■ WHAT TO PRODUCE: Reproduce the complete listing without any deviation.

■ INPUT RECORDS:
______________________________

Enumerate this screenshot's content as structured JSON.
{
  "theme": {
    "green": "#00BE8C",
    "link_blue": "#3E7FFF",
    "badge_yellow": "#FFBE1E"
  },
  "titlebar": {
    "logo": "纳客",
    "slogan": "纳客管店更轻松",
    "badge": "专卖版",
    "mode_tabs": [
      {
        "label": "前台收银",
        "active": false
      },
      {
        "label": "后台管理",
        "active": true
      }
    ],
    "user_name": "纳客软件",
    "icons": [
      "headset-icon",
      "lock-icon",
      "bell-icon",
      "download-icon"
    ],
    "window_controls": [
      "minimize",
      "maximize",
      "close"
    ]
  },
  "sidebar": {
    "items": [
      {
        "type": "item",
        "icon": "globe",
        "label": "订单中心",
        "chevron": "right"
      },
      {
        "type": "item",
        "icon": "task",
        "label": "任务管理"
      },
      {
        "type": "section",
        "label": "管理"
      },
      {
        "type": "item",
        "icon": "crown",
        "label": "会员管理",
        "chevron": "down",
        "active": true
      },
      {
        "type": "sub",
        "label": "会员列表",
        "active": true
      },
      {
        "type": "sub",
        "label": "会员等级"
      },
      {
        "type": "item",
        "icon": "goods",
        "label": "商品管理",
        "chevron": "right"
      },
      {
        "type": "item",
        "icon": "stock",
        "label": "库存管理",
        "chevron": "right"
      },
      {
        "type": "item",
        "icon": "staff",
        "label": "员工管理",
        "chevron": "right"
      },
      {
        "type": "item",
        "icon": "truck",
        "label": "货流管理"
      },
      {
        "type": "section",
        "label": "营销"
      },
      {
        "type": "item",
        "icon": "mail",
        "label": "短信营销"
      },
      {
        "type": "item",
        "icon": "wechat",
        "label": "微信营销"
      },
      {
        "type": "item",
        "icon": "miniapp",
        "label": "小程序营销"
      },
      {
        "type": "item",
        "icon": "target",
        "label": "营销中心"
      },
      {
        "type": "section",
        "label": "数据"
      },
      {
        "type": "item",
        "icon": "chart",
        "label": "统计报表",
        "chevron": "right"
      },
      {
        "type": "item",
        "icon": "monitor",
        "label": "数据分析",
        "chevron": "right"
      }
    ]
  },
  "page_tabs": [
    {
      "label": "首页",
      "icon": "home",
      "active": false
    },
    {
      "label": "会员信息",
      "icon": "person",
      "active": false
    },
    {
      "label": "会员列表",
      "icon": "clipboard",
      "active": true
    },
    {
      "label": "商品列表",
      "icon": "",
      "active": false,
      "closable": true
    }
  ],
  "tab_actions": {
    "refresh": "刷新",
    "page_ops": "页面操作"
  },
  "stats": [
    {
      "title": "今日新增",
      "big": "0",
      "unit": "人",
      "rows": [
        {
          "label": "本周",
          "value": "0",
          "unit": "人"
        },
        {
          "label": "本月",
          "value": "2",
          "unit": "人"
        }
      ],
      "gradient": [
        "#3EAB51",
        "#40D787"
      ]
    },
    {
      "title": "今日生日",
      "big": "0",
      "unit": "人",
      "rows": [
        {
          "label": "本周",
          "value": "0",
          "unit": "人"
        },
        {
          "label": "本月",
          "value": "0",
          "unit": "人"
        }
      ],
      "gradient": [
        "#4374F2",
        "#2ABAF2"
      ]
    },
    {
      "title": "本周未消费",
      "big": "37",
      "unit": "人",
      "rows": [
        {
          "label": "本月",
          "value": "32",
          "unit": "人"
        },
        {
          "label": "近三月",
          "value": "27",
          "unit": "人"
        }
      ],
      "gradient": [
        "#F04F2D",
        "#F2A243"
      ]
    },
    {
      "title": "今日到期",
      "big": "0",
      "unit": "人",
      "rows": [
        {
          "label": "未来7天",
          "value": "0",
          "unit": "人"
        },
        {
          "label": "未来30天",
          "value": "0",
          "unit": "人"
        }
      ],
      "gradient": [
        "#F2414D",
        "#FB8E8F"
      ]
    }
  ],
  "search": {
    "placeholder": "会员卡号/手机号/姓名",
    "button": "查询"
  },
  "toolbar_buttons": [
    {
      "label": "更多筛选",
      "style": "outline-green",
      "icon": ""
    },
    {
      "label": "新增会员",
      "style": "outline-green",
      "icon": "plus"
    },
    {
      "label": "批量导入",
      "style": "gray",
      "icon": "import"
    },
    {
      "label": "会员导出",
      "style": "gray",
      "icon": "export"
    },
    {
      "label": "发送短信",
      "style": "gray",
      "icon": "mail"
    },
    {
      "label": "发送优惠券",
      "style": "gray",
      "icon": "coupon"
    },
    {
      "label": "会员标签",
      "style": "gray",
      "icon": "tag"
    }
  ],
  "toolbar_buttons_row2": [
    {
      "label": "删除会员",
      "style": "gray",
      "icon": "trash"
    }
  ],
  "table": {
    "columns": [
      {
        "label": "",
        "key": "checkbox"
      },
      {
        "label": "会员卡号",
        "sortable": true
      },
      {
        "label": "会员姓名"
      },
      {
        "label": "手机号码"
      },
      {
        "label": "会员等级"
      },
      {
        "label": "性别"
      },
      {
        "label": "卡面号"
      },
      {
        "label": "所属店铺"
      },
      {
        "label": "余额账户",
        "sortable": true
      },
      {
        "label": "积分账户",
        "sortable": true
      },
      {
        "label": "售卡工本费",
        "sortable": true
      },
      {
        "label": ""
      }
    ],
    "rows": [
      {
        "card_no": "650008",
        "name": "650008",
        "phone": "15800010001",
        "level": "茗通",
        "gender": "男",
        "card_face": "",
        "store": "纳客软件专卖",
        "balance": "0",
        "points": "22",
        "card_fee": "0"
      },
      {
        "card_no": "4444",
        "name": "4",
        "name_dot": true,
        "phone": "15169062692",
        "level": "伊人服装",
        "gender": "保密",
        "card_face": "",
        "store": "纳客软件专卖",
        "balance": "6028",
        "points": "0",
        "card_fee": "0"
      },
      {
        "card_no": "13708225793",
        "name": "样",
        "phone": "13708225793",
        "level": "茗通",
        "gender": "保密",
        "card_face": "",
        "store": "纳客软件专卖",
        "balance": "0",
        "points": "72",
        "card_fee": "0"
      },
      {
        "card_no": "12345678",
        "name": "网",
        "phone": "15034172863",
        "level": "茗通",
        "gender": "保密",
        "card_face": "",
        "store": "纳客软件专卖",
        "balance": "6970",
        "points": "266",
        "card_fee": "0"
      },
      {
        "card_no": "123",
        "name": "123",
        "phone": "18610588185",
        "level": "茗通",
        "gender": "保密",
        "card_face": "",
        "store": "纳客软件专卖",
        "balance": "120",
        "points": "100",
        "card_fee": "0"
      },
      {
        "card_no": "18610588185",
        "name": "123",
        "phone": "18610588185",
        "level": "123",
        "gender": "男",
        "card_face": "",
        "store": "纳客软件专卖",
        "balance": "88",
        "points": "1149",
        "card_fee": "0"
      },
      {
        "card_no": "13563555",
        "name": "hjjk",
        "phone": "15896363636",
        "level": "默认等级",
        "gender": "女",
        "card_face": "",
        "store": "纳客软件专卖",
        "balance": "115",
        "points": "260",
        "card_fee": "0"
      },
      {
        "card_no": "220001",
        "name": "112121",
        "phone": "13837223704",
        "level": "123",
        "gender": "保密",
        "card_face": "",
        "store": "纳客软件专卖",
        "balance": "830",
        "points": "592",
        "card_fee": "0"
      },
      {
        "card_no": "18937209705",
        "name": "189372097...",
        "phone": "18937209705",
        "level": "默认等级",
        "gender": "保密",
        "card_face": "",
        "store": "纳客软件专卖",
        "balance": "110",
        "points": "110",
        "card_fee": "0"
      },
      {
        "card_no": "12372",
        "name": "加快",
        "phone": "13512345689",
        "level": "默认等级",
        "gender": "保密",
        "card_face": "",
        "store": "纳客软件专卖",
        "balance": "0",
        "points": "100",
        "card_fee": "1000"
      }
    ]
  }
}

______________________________

■ RESULT FOR THIS TASK:
Enumerate this screenshot's content as structured JSON.
{
  "theme": {
    "green": "#00BE8C",
    "link_blue": "#3E7FFF",
    "badge_yellow": "#FFBE1E"
  },
  "titlebar": {
    "logo": "纳客",
    "slogan": "纳客管店更轻松",
    "badge": "专卖版",
    "mode_tabs": [
      {
        "label": "前台收银",
        "active": false
      },
      {
        "label": "后台管理",
        "active": true
      }
    ],
    "user_name": "纳客软件",
    "icons": [
      "headset-icon",
      "lock-icon",
      "bell-icon",
      "download-icon"
    ],
    "window_controls": [
      "minimize",
      "maximize",
      "close"
    ]
  },
  "sidebar": {
    "items": [
      {
        "type": "item",
        "icon": "globe",
        "label": "订单中心",
        "chevron": "right"
      },
      {
        "type": "item",
        "icon": "task",
        "label": "任务管理"
      },
      {
        "type": "section",
        "label": "管理"
      },
      {
        "type": "item",
        "icon": "crown",
        "label": "会员管理",
        "chevron": "down",
        "active": true
      },
      {
        "type": "sub",
        "label": "会员列表",
        "active": true
      },
      {
        "type": "sub",
        "label": "会员等级"
      },
      {
        "type": "item",
        "icon": "goods",
        "label": "商品管理",
        "chevron": "right"
      },
      {
        "type": "item",
        "icon": "stock",
        "label": "库存管理",
        "chevron": "right"
      },
      {
        "type": "item",
        "icon": "staff",
        "label": "员工管理",
        "chevron": "right"
      },
      {
        "type": "item",
        "icon": "truck",
        "label": "货流管理"
      },
      {
        "type": "section",
        "label": "营销"
      },
      {
        "type": "item",
        "icon": "mail",
        "label": "短信营销"
      },
      {
        "type": "item",
        "icon": "wechat",
        "label": "微信营销"
      },
      {
        "type": "item",
        "icon": "miniapp",
        "label": "小程序营销"
      },
      {
        "type": "item",
        "icon": "target",
        "label": "营销中心"
      },
      {
        "type": "section",
        "label": "数据"
      },
      {
        "type": "item",
        "icon": "chart",
        "label": "统计报表",
        "chevron": "right"
      },
      {
        "type": "item",
        "icon": "monitor",
        "label": "数据分析",
        "chevron": "right"
      }
    ]
  },
  "page_tabs": [
    {
      "label": "首页",
      "icon": "home",
      "active": false
    },
    {
      "label": "会员信息",
      "icon": "person",
      "active": false
    },
    {
      "label": "会员列表",
      "icon": "clipboard",
      "active": true
    },
    {
      "label": "商品列表",
      "icon": "",
      "active": false,
      "closable": true
    }
  ],
  "tab_actions": {
    "refresh": "刷新",
    "page_ops": "页面操作"
  },
  "stats": [
    {
      "title": "今日新增",
      "big": "0",
      "unit": "人",
      "rows": [
        {
          "label": "本周",
          "value": "0",
          "unit": "人"
        },
        {
          "label": "本月",
          "value": "2",
          "unit": "人"
        }
      ],
      "gradient": [
        "#3EAB51",
        "#40D787"
      ]
    },
    {
      "title": "今日生日",
      "big": "0",
      "unit": "人",
      "rows": [
        {
          "label": "本周",
          "value": "0",
          "unit": "人"
        },
        {
          "label": "本月",
          "value": "0",
          "unit": "人"
        }
      ],
      "gradient": [
        "#4374F2",
        "#2ABAF2"
      ]
    },
    {
      "title": "本周未消费",
      "big": "37",
      "unit": "人",
      "rows": [
        {
          "label": "本月",
          "value": "32",
          "unit": "人"
        },
        {
          "label": "近三月",
          "value": "27",
          "unit": "人"
        }
      ],
      "gradient": [
        "#F04F2D",
        "#F2A243"
      ]
    },
    {
      "title": "今日到期",
      "big": "0",
      "unit": "人",
      "rows": [
        {
          "label": "未来7天",
          "value": "0",
          "unit": "人"
        },
        {
          "label": "未来30天",
          "value": "0",
          "unit": "人"
        }
      ],
      "gradient": [
        "#F2414D",
        "#FB8E8F"
      ]
    }
  ],
  "search": {
    "placeholder": "会员卡号/手机号/姓名",
    "button": "查询"
  },
  "toolbar_buttons": [
    {
      "label": "更多筛选",
      "style": "outline-green",
      "icon": ""
    },
    {
      "label": "新增会员",
      "style": "outline-green",
      "icon": "plus"
    },
    {
      "label": "批量导入",
      "style": "gray",
      "icon": "import"
    },
    {
      "label": "会员导出",
      "style": "gray",
      "icon": "export"
    },
    {
      "label": "发送短信",
      "style": "gray",
      "icon": "mail"
    },
    {
      "label": "发送优惠券",
      "style": "gray",
      "icon": "coupon"
    },
    {
      "label": "会员标签",
      "style": "gray",
      "icon": "tag"
    }
  ],
  "toolbar_buttons_row2": [
    {
      "label": "删除会员",
      "style": "gray",
      "icon": "trash"
    }
  ],
  "table": {
    "columns": [
      {
        "label": "",
        "key": "checkbox"
      },
      {
        "label": "会员卡号",
        "sortable": true
      },
      {
        "label": "会员姓名"
      },
      {
        "label": "手机号码"
      },
      {
        "label": "会员等级"
      },
      {
        "label": "性别"
      },
      {
        "label": "卡面号"
      },
      {
        "label": "所属店铺"
      },
      {
        "label": "余额账户",
        "sortable": true
      },
      {
        "label": "积分账户",
        "sortable": true
      },
      {
        "label": "售卡工本费",
        "sortable": true
      },
      {
        "label": ""
      }
    ],
    "rows": [
      {
        "card_no": "650008",
        "name": "650008",
        "phone": "15800010001",
        "level": "茗通",
        "gender": "男",
        "card_face": "",
        "store": "纳客软件专卖",
        "balance": "0",
        "points": "22",
        "card_fee": "0"
      },
      {
        "card_no": "4444",
        "name": "4",
        "name_dot": true,
        "phone": "15169062692",
        "level": "伊人服装",
        "gender": "保密",
        "card_face": "",
        "store": "纳客软件专卖",
        "balance": "6028",
        "points": "0",
        "card_fee": "0"
      },
      {
        "card_no": "13708225793",
        "name": "样",
        "phone": "13708225793",
        "level": "茗通",
        "gender": "保密",
        "card_face": "",
        "store": "纳客软件专卖",
        "balance": "0",
        "points": "72",
        "card_fee": "0"
      },
      {
        "card_no": "12345678",
        "name": "网",
        "phone": "15034172863",
        "level": "茗通",
        "gender": "保密",
        "card_face": "",
        "store": "纳客软件专卖",
        "balance": "6970",
        "points": "266",
        "card_fee": "0"
      },
      {
        "card_no": "123",
        "name": "123",
        "phone": "18610588185",
        "level": "茗通",
        "gender": "保密",
        "card_face": "",
        "store": "纳客软件专卖",
        "balance": "120",
        "points": "100",
        "card_fee": "0"
      },
      {
        "card_no": "18610588185",
        "name": "123",
        "phone": "18610588185",
        "level": "123",
        "gender": "男",
        "card_face": "",
        "store": "纳客软件专卖",
        "balance": "88",
        "points": "1149",
        "card_fee": "0"
      },
      {
        "card_no": "13563555",
        "name": "hjjk",
        "phone": "15896363636",
        "level": "默认等级",
        "gender": "女",
        "card_face": "",
        "store": "纳客软件专卖",
        "balance": "115",
        "points": "260",
        "card_fee": "0"
      },
      {
        "card_no": "220001",
        "name": "112121",
        "phone": "13837223704",
        "level": "123",
        "gender": "保密",
        "card_face": "",
        "store": "纳客软件专卖",
        "balance": "830",
        "points": "592",
        "card_fee": "0"
      },
      {
        "card_no": "18937209705",
        "name": "189372097...",
        "phone": "18937209705",
        "level": "默认等级",
        "gender": "保密",
        "card_face": "",
        "store": "纳客软件专卖",
        "balance": "110",
        "points": "110",
        "card_fee": "0"
      },
      {
        "card_no": "12372",
        "name": "加快",
        "phone": "13512345689",
        "level": "默认等级",
        "gender": "保密",
        "card_face": "",
        "store": "纳客软件专卖",
        "balance": "0",
        "points": "100",
        "card_fee": "1000"
      }
    ]
  }
}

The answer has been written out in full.